Open main menu

The Mathura Herakles is a famous statue found in the city of Mathura, India, thought to represent the Greek hero Herakles fighting the Nemean lion.

Mathura Herakles
Mathura Herakles.jpg
Mathura statue of Herakles strangling the Nemean lion.
Materialred sandstone
Size74 cm tall
Period/culture2nd Century CE
Discovered27°36′00″N 77°39′00″E
PlaceMathura, India.
Present locationIndian Museum, Kolkata, India
Discovery (Mathura, India) is located in India
Discovery (Mathura, India)
Discovery (Mathura, India)

HistoryEdit

The statue was discovered at the end of the 19th century by Alexander Cunningham in Mathura. It depicts a defaced male strangling a lion.

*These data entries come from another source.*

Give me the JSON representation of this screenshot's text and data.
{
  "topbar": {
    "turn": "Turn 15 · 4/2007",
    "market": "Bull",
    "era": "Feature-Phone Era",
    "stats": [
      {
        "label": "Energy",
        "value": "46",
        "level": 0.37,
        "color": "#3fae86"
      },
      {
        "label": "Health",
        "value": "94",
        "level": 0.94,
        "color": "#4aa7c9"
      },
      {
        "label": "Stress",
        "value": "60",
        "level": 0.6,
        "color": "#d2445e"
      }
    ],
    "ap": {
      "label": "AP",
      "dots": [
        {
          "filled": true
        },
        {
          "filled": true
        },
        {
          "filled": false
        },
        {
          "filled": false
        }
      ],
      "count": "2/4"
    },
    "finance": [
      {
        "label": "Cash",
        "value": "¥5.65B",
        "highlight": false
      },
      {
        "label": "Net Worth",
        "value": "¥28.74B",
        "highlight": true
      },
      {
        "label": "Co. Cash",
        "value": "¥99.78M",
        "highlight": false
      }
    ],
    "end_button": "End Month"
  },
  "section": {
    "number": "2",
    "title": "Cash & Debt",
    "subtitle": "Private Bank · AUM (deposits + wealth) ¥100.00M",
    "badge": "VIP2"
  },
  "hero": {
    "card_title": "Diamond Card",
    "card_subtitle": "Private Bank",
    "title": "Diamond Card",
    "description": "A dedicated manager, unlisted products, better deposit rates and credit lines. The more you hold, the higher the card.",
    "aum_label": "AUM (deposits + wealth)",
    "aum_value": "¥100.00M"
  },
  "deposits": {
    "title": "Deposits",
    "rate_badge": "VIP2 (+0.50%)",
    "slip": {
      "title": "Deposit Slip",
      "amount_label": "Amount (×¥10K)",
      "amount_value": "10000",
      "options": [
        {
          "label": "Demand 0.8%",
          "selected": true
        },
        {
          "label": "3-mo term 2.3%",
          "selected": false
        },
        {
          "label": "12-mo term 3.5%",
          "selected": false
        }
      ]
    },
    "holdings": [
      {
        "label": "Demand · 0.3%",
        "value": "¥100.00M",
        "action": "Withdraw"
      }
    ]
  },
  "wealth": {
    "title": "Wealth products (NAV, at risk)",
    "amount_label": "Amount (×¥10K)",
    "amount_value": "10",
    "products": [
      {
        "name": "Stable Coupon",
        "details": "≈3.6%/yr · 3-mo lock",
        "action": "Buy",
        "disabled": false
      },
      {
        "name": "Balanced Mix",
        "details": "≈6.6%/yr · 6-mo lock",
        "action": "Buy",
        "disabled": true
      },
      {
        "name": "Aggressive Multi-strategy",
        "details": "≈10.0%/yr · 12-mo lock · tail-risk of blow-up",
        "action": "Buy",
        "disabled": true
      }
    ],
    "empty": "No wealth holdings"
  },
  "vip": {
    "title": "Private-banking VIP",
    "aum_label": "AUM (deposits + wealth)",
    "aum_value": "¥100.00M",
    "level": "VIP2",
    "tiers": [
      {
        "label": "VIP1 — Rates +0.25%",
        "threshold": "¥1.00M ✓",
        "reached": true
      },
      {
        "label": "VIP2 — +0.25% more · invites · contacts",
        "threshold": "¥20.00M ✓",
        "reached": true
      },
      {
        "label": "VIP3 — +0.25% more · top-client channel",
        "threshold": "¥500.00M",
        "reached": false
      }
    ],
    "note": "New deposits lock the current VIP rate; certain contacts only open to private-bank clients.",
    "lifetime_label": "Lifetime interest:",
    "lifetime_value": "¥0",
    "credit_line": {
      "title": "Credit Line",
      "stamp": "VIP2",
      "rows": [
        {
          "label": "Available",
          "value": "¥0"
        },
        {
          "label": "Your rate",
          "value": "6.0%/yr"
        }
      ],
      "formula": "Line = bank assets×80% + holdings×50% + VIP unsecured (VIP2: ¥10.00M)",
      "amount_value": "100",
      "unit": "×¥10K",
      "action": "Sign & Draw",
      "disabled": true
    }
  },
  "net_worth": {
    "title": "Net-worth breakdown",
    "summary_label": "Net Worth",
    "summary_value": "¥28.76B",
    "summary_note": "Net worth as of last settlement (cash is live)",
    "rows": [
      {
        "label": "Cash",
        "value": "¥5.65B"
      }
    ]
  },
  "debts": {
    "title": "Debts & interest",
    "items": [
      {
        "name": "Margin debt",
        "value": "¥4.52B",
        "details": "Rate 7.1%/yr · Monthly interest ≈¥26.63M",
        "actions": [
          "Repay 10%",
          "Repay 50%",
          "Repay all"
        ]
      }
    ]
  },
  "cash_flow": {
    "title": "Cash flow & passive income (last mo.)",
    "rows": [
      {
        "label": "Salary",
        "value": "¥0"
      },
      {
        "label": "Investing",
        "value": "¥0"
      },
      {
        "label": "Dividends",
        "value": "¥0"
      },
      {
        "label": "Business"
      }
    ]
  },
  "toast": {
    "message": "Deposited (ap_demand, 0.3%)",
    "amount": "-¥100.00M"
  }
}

It has been interpreted as a sculpture created by a foreign artist that shows Herakles strangling the Nemaean lion.[1] However, the male is wearing lion's skin,[clarification needed] which has been interpreted as proof that the foreign artist lacked full knowledge of the Greek mythology, because he is shown already wearing the skin of the lion he is fighting.[2][3]

The man fighting the lion in the scene is very generally considered as being Herakles, but some authors have suggested that an Indian sculptor, influenced by western art, could have meant to represent Krishna for example.[4] It may also be connected to the cult of Vasudeva, who is thought to have been corresponded to the legend of Herakles.[2]

The statue is now in the Indian Museum in Kolkata.

SignificanceEdit

The statue is similar to statues of the Lycian Apollo.[2] On its discovery, Cunningham wrote that the statue must be of Herakles and the Nemaean lion, that there is high probability that this was sculptured by some foreign artist for the use of the Greek resident of Mathura.[5] It is generally considered as an example of influence from the Greek art on ancient Indian art.[6][7][8] According to James Harle, there is "no Gandharan sculpture whose source can be so directly traced" to Greece as the Mathura Herakles.[9]

GalleryEdit

See alsoEdit

ReferencesEdit

  1. ^ 'Report of a tour in the Central Provinces and Lower Gangetic Doab in 1881–82' (A.S.I. vol. XVII, Calcutta, 1884), p.109-110
  2. ^ a b c The Dynastic Arts of the Kushans by John M. Rosenfield p.9
  3. ^ History of Early Stone Sculpture at Mathura: Ca. 150 BCE - 100 CE by Sonya Rhie Quintanilla p.158
  4. ^ Aspects of Indian Art, by Pratapaditya Pal p.7
  5. ^ 'Report of a tour in the Central Provinces and Lower Gangetic Doab in 1881–82' (A.S.I. vol. XVII, Calcutta, 1884), p.109-110
  6. ^ Aspects of Indian Art, by J.E. Van Lohuizen-De Leuve, published by Pratapaditya Pal [1]
  7. ^ Hellenism in Ancient India by Gauranga Nath Banerjee p.90
  8. ^ Art of India by Vincent Arthur Smith p.98
  9. ^ The Art and Architecture of the Indian Subcontinent, James C. Harle, Yale University Press, 1994 p.67
  10. ^ "CNG: Printed Auction Triton X. INDIA, Kushan Empire. Huvishka. Circa AD 152-192. AV Dinar (7.99 g, 12h). Mint B. 1st emission". cngcoins.com. Retrieved 14 September 2017.

External linksEdit